She reminds herself that Sam is sensible, and that even if he wasn’t, Steve is grounded. He isn’t about to start collecting groupies, or taking excessive risks, or...whatever it is that super-soldiers do when they decide to change direction.
Moments like these, Maria wishes Peggy spent enough time lucid to answer her questions about Steve. There’s nobody else to ask – except, maybe Bucky Barnes, and even if he turned up on their doorstep, willing to co-operate after what HYDRA did to him, chances are getting answers out of him would be fraught. Still, it would be helpful to have a benchmark for whatever change is facing Steve Rogers, Captain America – even if that benchmark is Steve Rogers, little guy from Brooklyn.

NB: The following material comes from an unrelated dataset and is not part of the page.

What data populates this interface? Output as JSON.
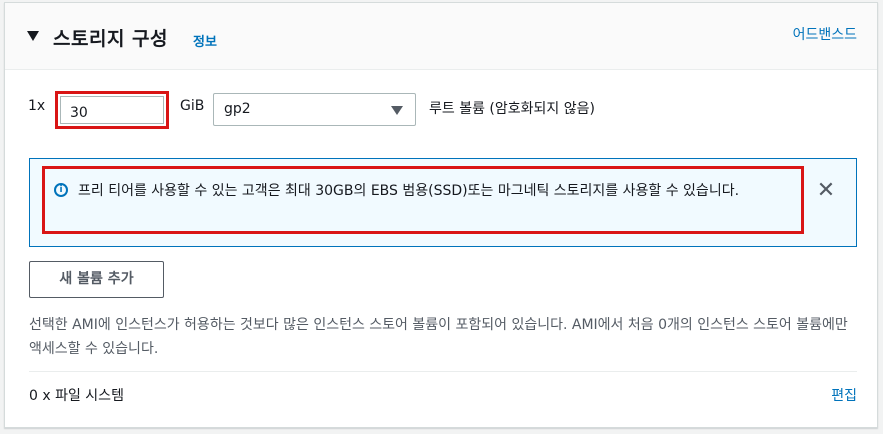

Then again, Maria has never known the universe to be particularly helpful.
Her phone chimes a reminder that she’s used up her exercise time, and she starts back towards the guys.
“Hey, you got a breakfast meeting this morning?” Sam asks as she walks up. “If not, you could join us. Vision’s trying to cook. Apparently the part of him that was JARVIS was never allowed near Stark's kitchens. It gets...interesting.”

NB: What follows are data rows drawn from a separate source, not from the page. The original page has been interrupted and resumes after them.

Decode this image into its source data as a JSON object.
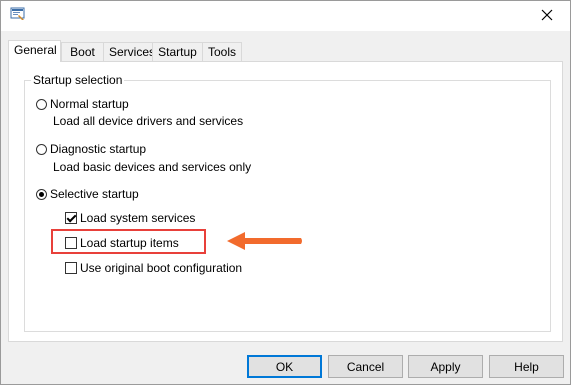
{
  "tabs": [
    "General",
    "Boot",
    "Services",
    "Startup",
    "Tools"
  ],
  "group": {
    "label": "Startup selection",
    "normal": {
      "label": "Normal startup",
      "desc": "Load all device drivers and services"
    },
    "diagnostic": {
      "label": "Diagnostic startup",
      "desc": "Load basic devices and services only"
    },
    "selective": {
      "label": "Selective startup"
    },
    "checkboxes": [
      {
        "label": "Load system services",
        "checked": true
      },
      {
        "label": "Load startup items",
        "checked": false
      },
      {
        "label": "Use original boot configuration",
        "checked": false
      }
    ]
  },
  "buttons": {
    "ok": "OK",
    "cancel": "Cancel",
    "apply": "Apply",
    "help": "Help"
  },
  "colors": {
    "highlight": "#e8403a",
    "arrow": "#f26b2d",
    "accent": "#0078d7"
  },
  "icons": {
    "app": "msconfig-icon",
    "close": "close-icon",
    "arrow": "arrow-left-icon"
  }
}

“I’ve got a busy day and I’d like to get a move on my work.”
“Lunch, then?” Maria notes Steve’s wince – a slight tightening around his eyes – but only gives Sam a very steady look which makes him shrug. “A guy can ask,” he defends. “And, I figure, we should make sure you get fed proper. Steve said you’re always skipping meals.”
She looks at Steve, slightly surprised that he’s noticed – that anyone has noticed. Sorting out Sokovia, and the Avengers, and the new facility has been just this side of insane. They’ve all been flat out, and Maria sometimes finds that getting lunch is secondary to simply getting the job done.

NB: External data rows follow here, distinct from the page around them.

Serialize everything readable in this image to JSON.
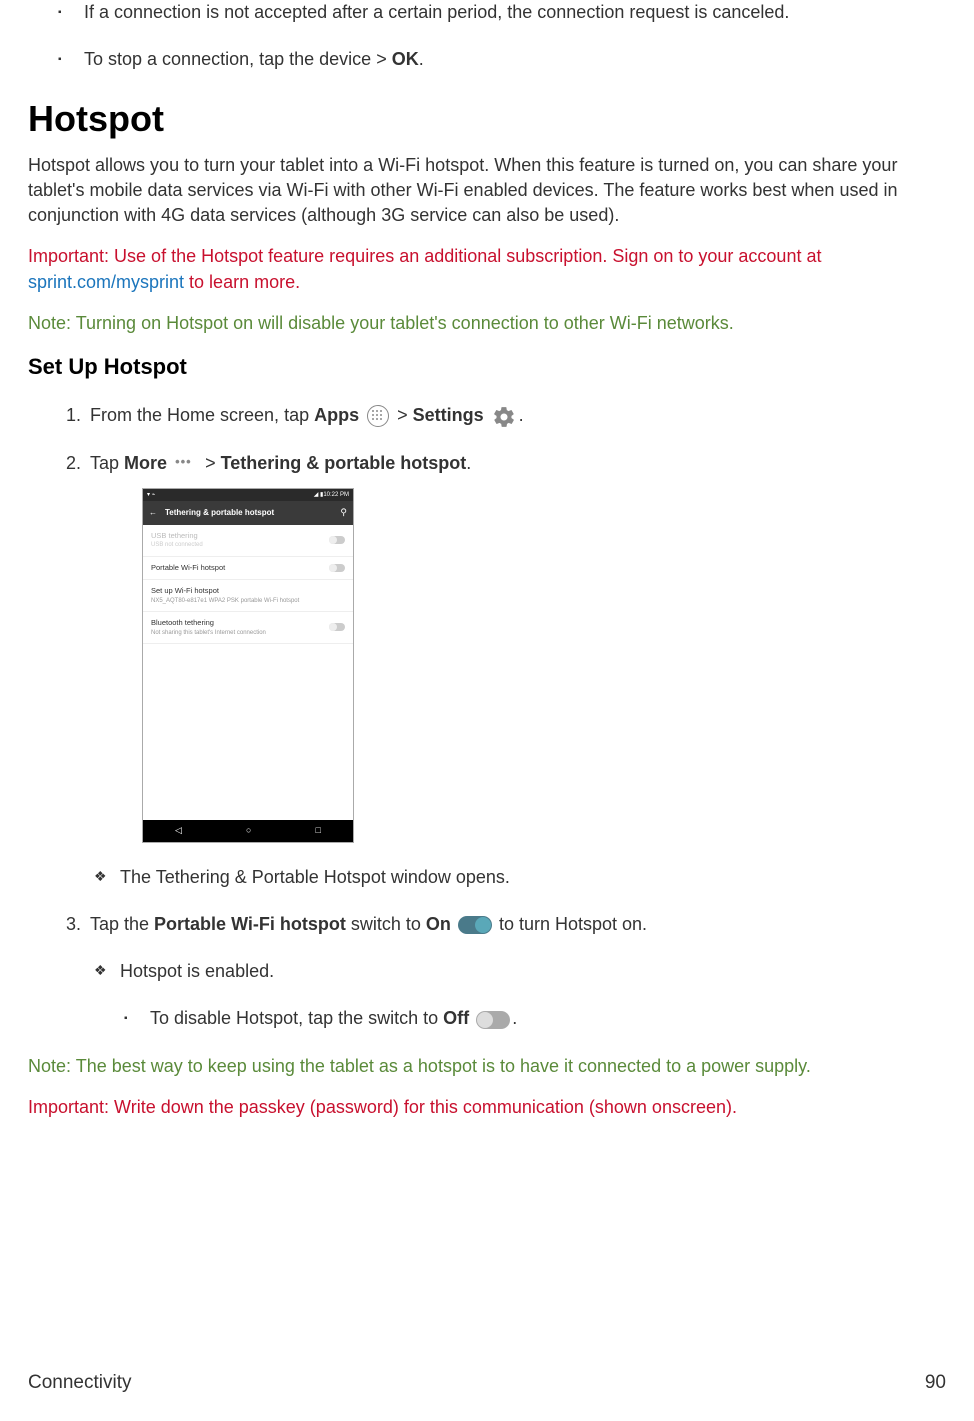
{
  "intro_bullets": [
    {
      "text": "If a connection is not accepted after a certain period, the connection request is canceled."
    },
    {
      "pre": "To stop a connection, tap the device > ",
      "bold": "OK",
      "post": "."
    }
  ],
  "hotspot": {
    "heading": "Hotspot",
    "description": "Hotspot allows you to turn your tablet into a Wi-Fi hotspot. When this feature is turned on, you can share your tablet's mobile data services via Wi-Fi with other Wi-Fi enabled devices. The feature works best when used in conjunction with 4G data services (although 3G service can also be used).",
    "important": {
      "label": "Important",
      "pre": ": Use of the Hotspot feature requires an additional subscription. Sign on to your account at ",
      "link": "sprint.com/mysprint",
      "post": " to learn more."
    },
    "note1": {
      "label": "Note",
      "text": ": Turning on Hotspot on will disable your tablet's connection to other Wi-Fi networks."
    }
  },
  "setup": {
    "heading": "Set Up Hotspot",
    "step1": {
      "pre": "From the Home screen, tap ",
      "apps": "Apps",
      "mid": " > ",
      "settings": "Settings",
      "post": "  ."
    },
    "step2": {
      "pre": "Tap ",
      "more": "More",
      "mid": " > ",
      "tethering": "Tethering & portable hotspot",
      "post": "."
    },
    "step2_sub": "The Tethering & Portable Hotspot window opens.",
    "step3": {
      "pre": "Tap the ",
      "bold1": "Portable Wi-Fi hotspot",
      "mid1": " switch to ",
      "bold2": "On",
      "post": " to turn Hotspot on."
    },
    "step3_sub1": "Hotspot is enabled.",
    "step3_sub2": {
      "pre": "To disable Hotspot, tap the switch to ",
      "bold": "Off",
      "post": "."
    }
  },
  "note2": {
    "label": "Note",
    "text": ": The best way to keep using the tablet as a hotspot is to have it connected to a power supply."
  },
  "important2": {
    "label": "Important",
    "text": ": Write down the passkey (password) for this communication (shown onscreen)."
  },
  "screenshot": {
    "status_time": "10:22 PM",
    "header_title": "Tethering & portable hotspot",
    "row1": {
      "title": "USB tethering",
      "sub": "USB not connected"
    },
    "row2": {
      "title": "Portable Wi-Fi hotspot"
    },
    "row3": {
      "title": "Set up Wi-Fi hotspot",
      "sub": "NX5_AQT80-e817e1 WPA2 PSK portable Wi-Fi hotspot"
    },
    "row4": {
      "title": "Bluetooth tethering",
      "sub": "Not sharing this tablet's Internet connection"
    }
  },
  "footer": {
    "section": "Connectivity",
    "page": "90"
  }
}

“Yes, you can look after yourself, Maria,” he says as though she’s demanded an answer of him. “That doesn’t mean we can’t help.”
She doesn’t know what to say to that. She doesn’t know what to do with that. But she figures gratitude is usually safe.
“You’re welcome. And the invitation’s standing open if you ever want to take it up.” He leans slightly on the ever, and, held in the steady directness of his gaze, Maria finds it impossible to tell him she won’t.
So she just tells him, “I’ll keep that in mind.” Then drags her gaze to Sam and smiles. “Thanks. For the invitation to breakfast, and the run.”
“Same bat time, same bat channel tomorrow?”
“Same time next week,” she tells Sam, and gets a rueful shake of the head. “Thank you, gentlemen. Have a good day.”
Maria heads towards the open hangar doors where the early shift has just started assembling, and tells herself it’s just her imagination that Steve’s watching her go.
She doesn’t look back to check.